As a self-funding programme participant, what is the Return on Investment you expect from OneMBA? And how does MTV feel about your programme? 
More important than the money is the support you get from the company, and not just your boss, but also especially your team. My team supports me and that helps me a lot. I’m out of the office four days every 6 to 8 weeks, and someone has to pick up the emails when I’m gone. 

I do believe strongly that OneMBA will help me further my career. It helps me to understand business as a whole, move forward, and develop on a functional level. And from a personal perspective, it had been a while since I’d been in university and had been learning new things, and I’m a big supporter of life long learning. In OneMBA you really develop yourself, get in touch with different points of view, perspectives, new frameworks and theory that can only broaden your horizon. It gives me a new outlook on life. 

Do women contribute something different than men within the OneMBA? 
What is most important, and what I really like about the OneMBA at RSM is that it is really a diverse group of people. It’s not men versus women, or engineers versus humanitarians…everyone has a different, and valuable, point of view. This diversity is really unique and adding an extra dimension. 
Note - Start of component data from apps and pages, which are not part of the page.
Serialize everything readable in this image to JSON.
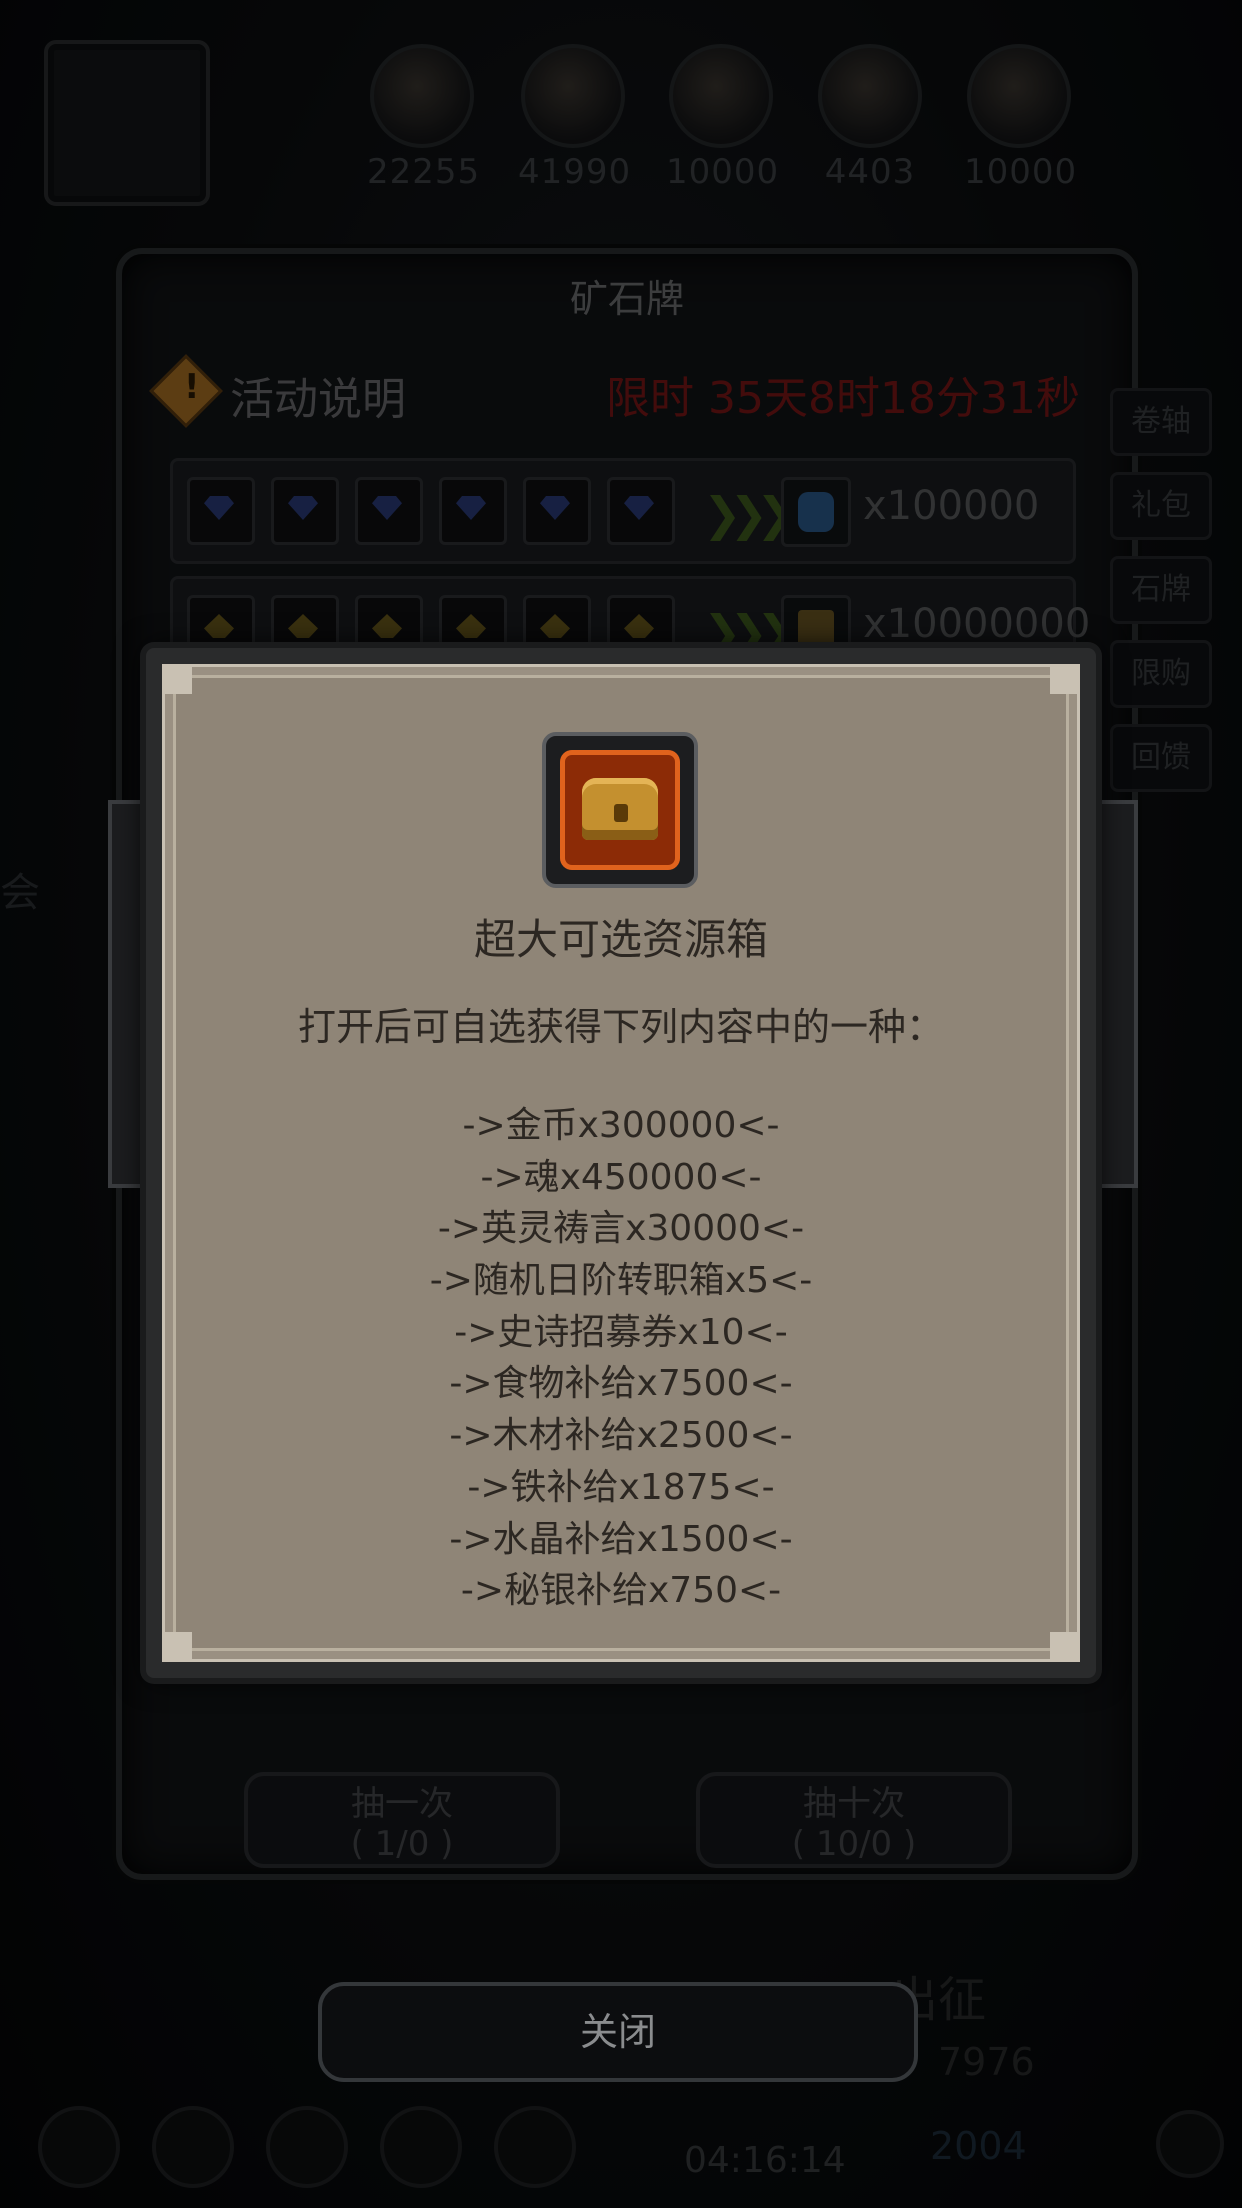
{
  "resources": [
    {
      "icon": "bread-resource-icon",
      "value": "22255"
    },
    {
      "icon": "wood-resource-icon",
      "value": "41990"
    },
    {
      "icon": "iron-resource-icon",
      "value": "10000"
    },
    {
      "icon": "crystal-resource-icon",
      "value": "4403"
    },
    {
      "icon": "mithril-resource-icon",
      "value": "10000"
    }
  ],
  "panel": {
    "title": "矿石牌",
    "info_label": "活动说明",
    "timer": "限时 35天8时18分31秒"
  },
  "reward_rows": [
    {
      "gem": "blue-gem",
      "reward_qty": "x100000"
    },
    {
      "gem": "gold-ore",
      "reward_qty": "x10000000"
    }
  ],
  "side_tabs": [
    "卷轴",
    "礼包",
    "石牌",
    "限购",
    "回馈"
  ],
  "draw_buttons": {
    "once_label": "抽一次",
    "once_count": "( 1/0 )",
    "ten_label": "抽十次",
    "ten_count": "( 10/0 )"
  },
  "close_label": "关闭",
  "background": {
    "left_edge_text": "会",
    "expedition_label": "出征",
    "value_1": "7976",
    "value_2": "2004",
    "countdown": "04:16:14"
  },
  "popup": {
    "item_icon": "treasure-chest-icon",
    "title": "超大可选资源箱",
    "description": "打开后可自选获得下列内容中的一种：",
    "options": [
      "->金币x300000<-",
      "->魂x450000<-",
      "->英灵祷言x30000<-",
      "->随机日阶转职箱x5<-",
      "->史诗招募券x10<-",
      "->食物补给x7500<-",
      "->木材补给x2500<-",
      "->铁补给x1875<-",
      "->水晶补给x1500<-",
      "->秘银补给x750<-"
    ]
  },
  "colors": {
    "timer": "#7a1616",
    "popup_bg": "#8f8577",
    "item_frame": "#e0631d"
  }
}
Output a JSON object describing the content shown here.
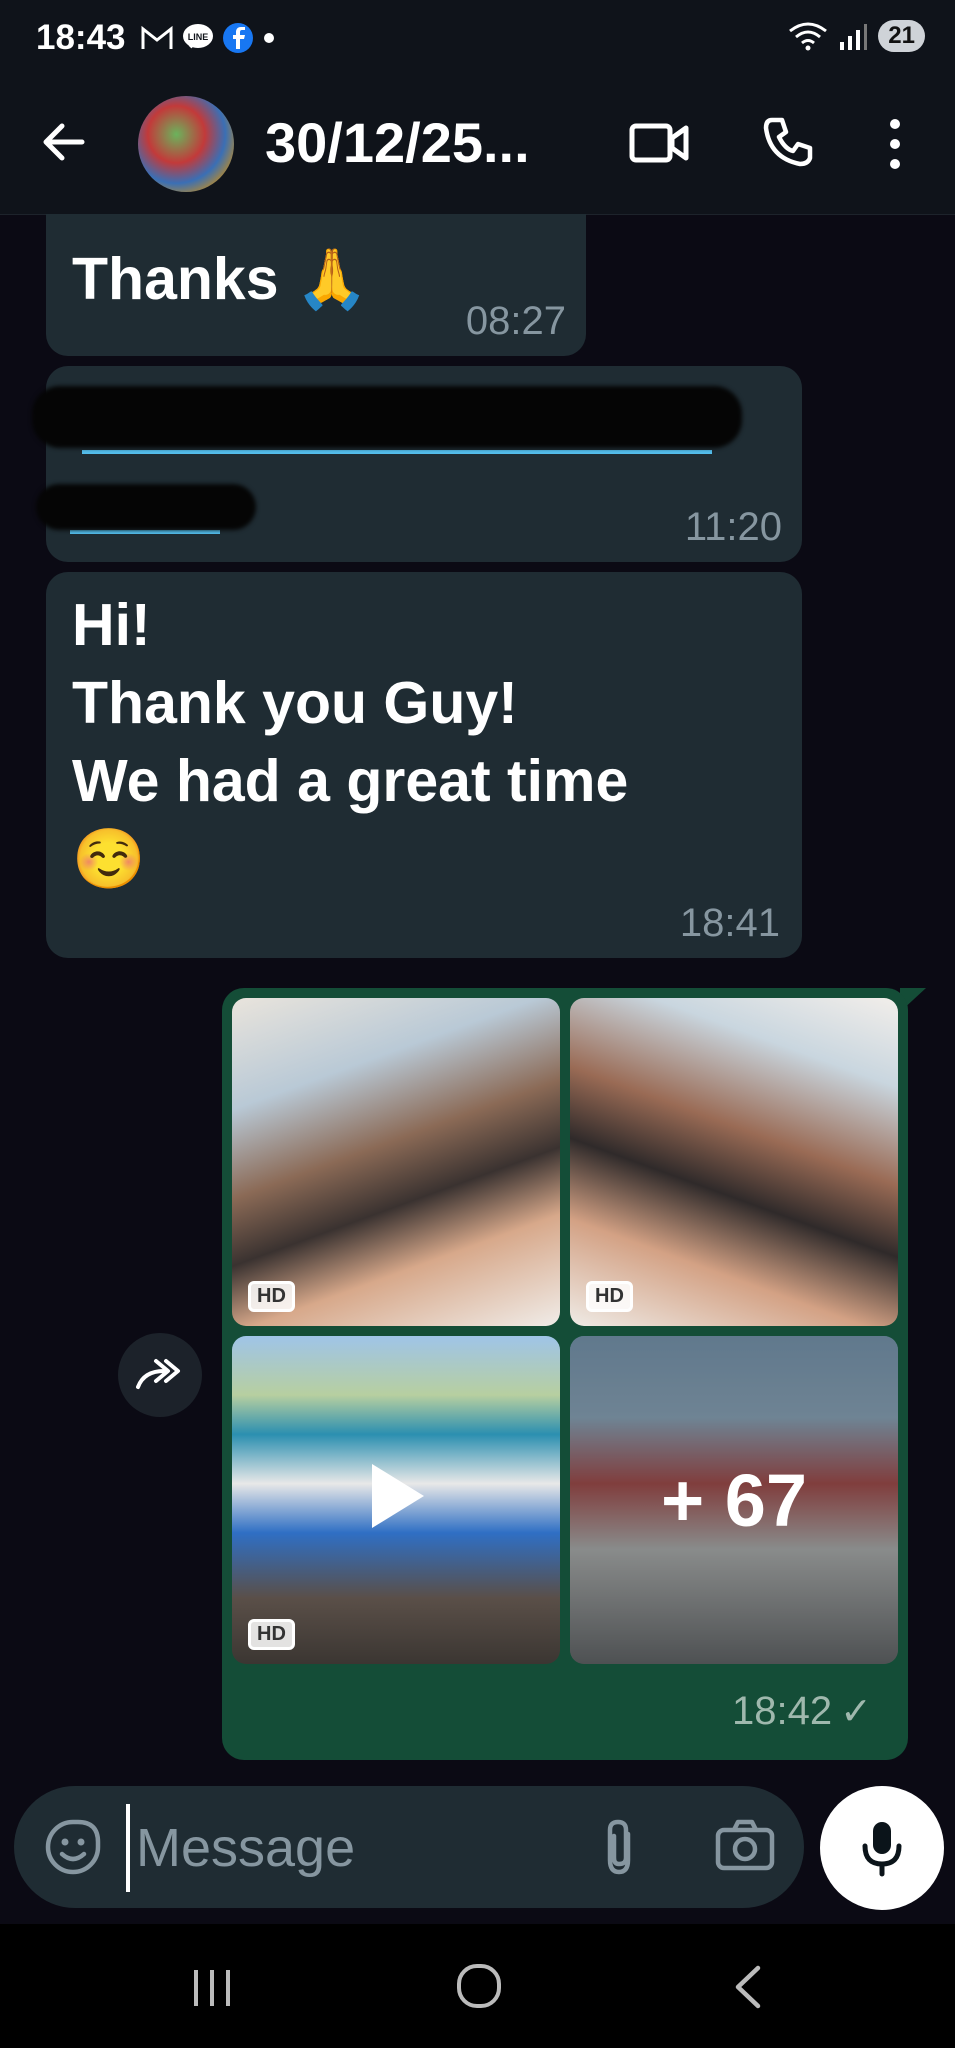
{
  "status_bar": {
    "time": "18:43",
    "battery": "21"
  },
  "header": {
    "title": "30/12/25..."
  },
  "messages": [
    {
      "text": "Thanks 🙏",
      "time": "08:27"
    },
    {
      "text": "",
      "time": "11:20"
    },
    {
      "text": "Hi!\nThank you Guy!\nWe had a great time\n☺️",
      "time": "18:41"
    }
  ],
  "outgoing": {
    "more_count": "+ 67",
    "time": "18:42",
    "tick": "✓",
    "hd_label": "HD"
  },
  "input": {
    "placeholder": "Message"
  },
  "colors": {
    "incoming_bubble": "#1f2c33",
    "outgoing_bubble": "#144d37",
    "background": "#0b0a14"
  }
}
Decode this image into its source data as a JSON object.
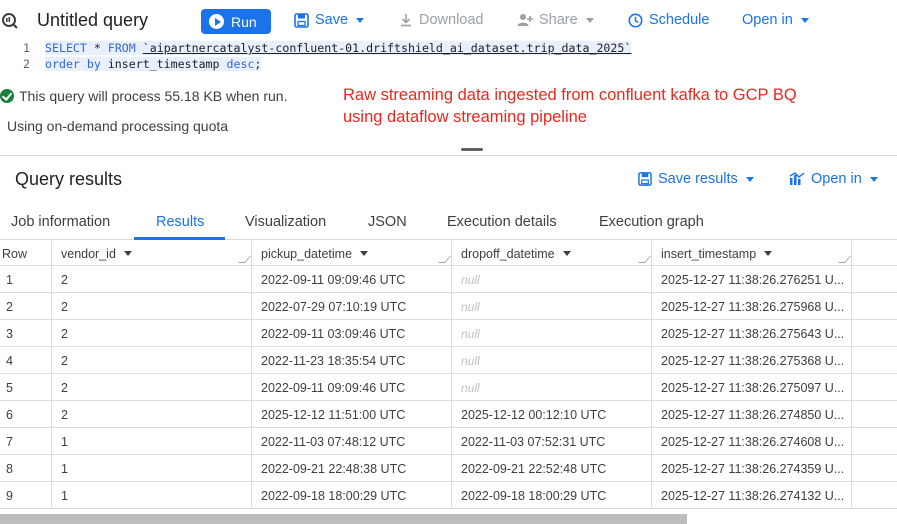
{
  "toolbar": {
    "title": "Untitled query",
    "run_label": "Run",
    "save_label": "Save",
    "download_label": "Download",
    "share_label": "Share",
    "schedule_label": "Schedule",
    "open_in_label": "Open in"
  },
  "editor": {
    "lines": [
      {
        "number": "1",
        "keyword1": "SELECT",
        "star": " * ",
        "keyword2": "FROM",
        "table": "`aipartnercatalyst-confluent-01.driftshield_ai_dataset.trip_data_2025`"
      },
      {
        "number": "2",
        "keyword1": "order by",
        "rest": " insert_timestamp ",
        "keyword2": "desc",
        "end": ";"
      }
    ]
  },
  "validation": {
    "message": "This query will process 55.18 KB when run.",
    "quota": "Using on-demand processing quota"
  },
  "annotation": {
    "line1": "Raw streaming data ingested from confluent kafka to GCP BQ",
    "line2": "using dataflow streaming pipeline",
    "color": "#e8281e"
  },
  "results": {
    "title": "Query results",
    "save_results_label": "Save results",
    "open_in_label": "Open in",
    "tabs": [
      "Job information",
      "Results",
      "Visualization",
      "JSON",
      "Execution details",
      "Execution graph"
    ],
    "active_tab": "Results",
    "columns": [
      "Row",
      "vendor_id",
      "pickup_datetime",
      "dropoff_datetime",
      "insert_timestamp"
    ],
    "rows": [
      {
        "row": "1",
        "vendor_id": "2",
        "pickup": "2022-09-11 09:09:46 UTC",
        "dropoff": "null",
        "insert": "2025-12-27 11:38:26.276251 U..."
      },
      {
        "row": "2",
        "vendor_id": "2",
        "pickup": "2022-07-29 07:10:19 UTC",
        "dropoff": "null",
        "insert": "2025-12-27 11:38:26.275968 U..."
      },
      {
        "row": "3",
        "vendor_id": "2",
        "pickup": "2022-09-11 03:09:46 UTC",
        "dropoff": "null",
        "insert": "2025-12-27 11:38:26.275643 U..."
      },
      {
        "row": "4",
        "vendor_id": "2",
        "pickup": "2022-11-23 18:35:54 UTC",
        "dropoff": "null",
        "insert": "2025-12-27 11:38:26.275368 U..."
      },
      {
        "row": "5",
        "vendor_id": "2",
        "pickup": "2022-09-11 09:09:46 UTC",
        "dropoff": "null",
        "insert": "2025-12-27 11:38:26.275097 U..."
      },
      {
        "row": "6",
        "vendor_id": "2",
        "pickup": "2025-12-12 11:51:00 UTC",
        "dropoff": "2025-12-12 00:12:10 UTC",
        "insert": "2025-12-27 11:38:26.274850 U..."
      },
      {
        "row": "7",
        "vendor_id": "1",
        "pickup": "2022-11-03 07:48:12 UTC",
        "dropoff": "2022-11-03 07:52:31 UTC",
        "insert": "2025-12-27 11:38:26.274608 U..."
      },
      {
        "row": "8",
        "vendor_id": "1",
        "pickup": "2022-09-21 22:48:38 UTC",
        "dropoff": "2022-09-21 22:52:48 UTC",
        "insert": "2025-12-27 11:38:26.274359 U..."
      },
      {
        "row": "9",
        "vendor_id": "1",
        "pickup": "2022-09-18 18:00:29 UTC",
        "dropoff": "2022-09-18 18:00:29 UTC",
        "insert": "2025-12-27 11:38:26.274132 U..."
      }
    ]
  },
  "icons": {
    "query_tab": "query-icon",
    "run": "play-icon",
    "save": "save-icon",
    "download": "download-icon",
    "share": "share-icon",
    "schedule": "clock-icon",
    "valid": "check-circle-icon",
    "save_results": "save-icon",
    "open_in_results": "chart-icon"
  },
  "colors": {
    "accent": "#1a73e8",
    "success": "#188038",
    "disabled": "#9aa0a6"
  }
}
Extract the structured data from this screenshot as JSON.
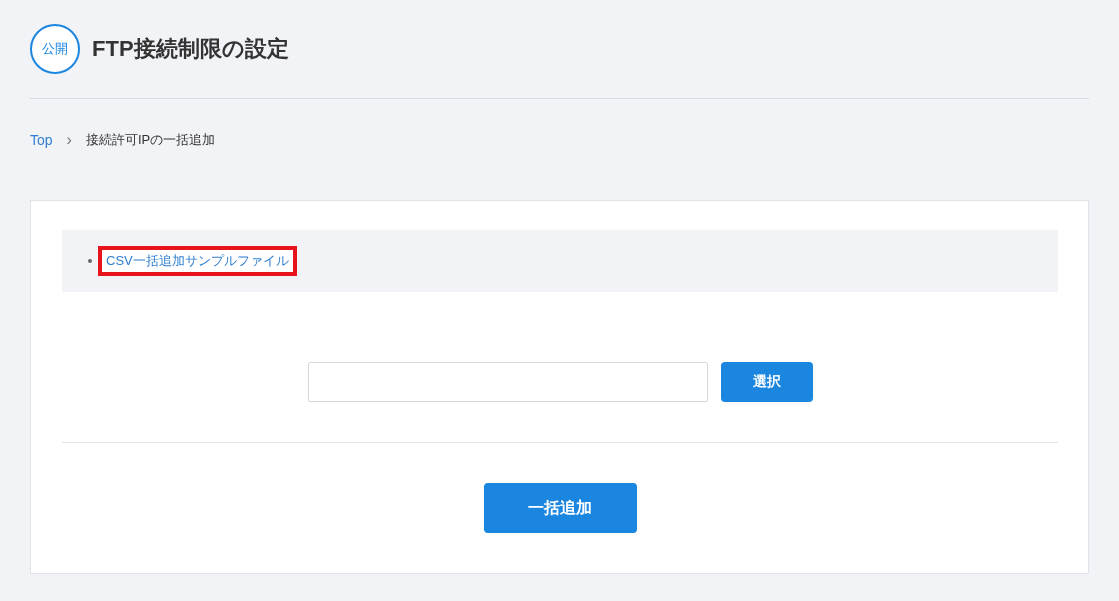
{
  "header": {
    "badge": "公開",
    "title": "FTP接続制限の設定"
  },
  "breadcrumb": [
    {
      "label": "Top",
      "link": true
    },
    {
      "label": "接続許可IPの一括追加",
      "link": false
    }
  ],
  "breadcrumb_separator": "›",
  "links": [
    {
      "label": "CSV一括追加サンプルファイル",
      "highlighted": true
    }
  ],
  "select_button": "選択",
  "submit_button": "一括追加"
}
With your very busy schedule, how do you manage the cross-continental projects that you are doing with an international team? 
What we do in the team I work in is to have regular phone calls, scheduled at a time when everyone can do it. And within the whole global group, there is a high level of support – everyone understands that sometimes people are busy, sometimes certain people are busier than others, and those are things you manage within the group as long as everyone is upfront about it. It does take a lot of discipline – and carrying around a lot of books when I’m travelling – but there is so much you get in return. 

How have you enjoyed the Global Residencies so far? 
They have been great. Both residencies have been on familiar turf for me – in the U.S. and Turkey - so I’m really looking forward to going to Latin America, China and India. Those are regions I’ve never worked in. 

But even in Turkey…it was such an eye-opener to meet with businesses in Istanbul and see how successful they are, not only in their own country but worldwide; you come with a certain perspective on Turkey, and in the EU this view can be so politicised. Learning more about the Turkish banking system, learning about very successful international companies – that’s nothing you read about in papers, and you realise you get a very one-sided view of a country from the media. Then all of a sudden you discover this whole economy and the people behind it, and you get a completely different perspective on the country. That’s one of the key things in OneMBA for me – looking at diversity, getting that different viewpoint. 

RSM’s values (in education) include: Sustainability, Innovation, and Critical Thinking. Have you found these values expressed through the OneMBA? (You can just choose one of the three if you like!). 
Yes, especially if you’re talking about sustainability and innovation. From my perspective, the focus on emerging markets and working for the bottom of the pyramid is really important. 

It’s fascinating to see what companies are doing for the BOP, and how they manage to be successful not only from a business point of view, but from a CSR point of view. It does make you look at your own work, and ask yourself – what am I doing in terms of CSR? Is this something I should be paying more attention to? 

What has been the best part of OneMBA for you so far? And after OneMBA, what does the future hold? 
I have to say that, besides the excellent classes, it’s the people. This is an amazing group of people! Not just the whole global group, but especially the group in Rotterdam which is so diverse. People are flying in from the Middle East, from Russia, from all over – often when I arrive in Rotterdam I’m really tired because I’ve been studying hard, but when I see these people I feel energised and great! We are a group of 30 to 40 peers, and we’ve come to learn and to change our lives, and everyone is open about discussing their lives. 

That’s the best thing – I have a group of peers I can call and ask for advice and help, or just have a chat with. This is also part of the ‘widening horizons’ of OneMBA.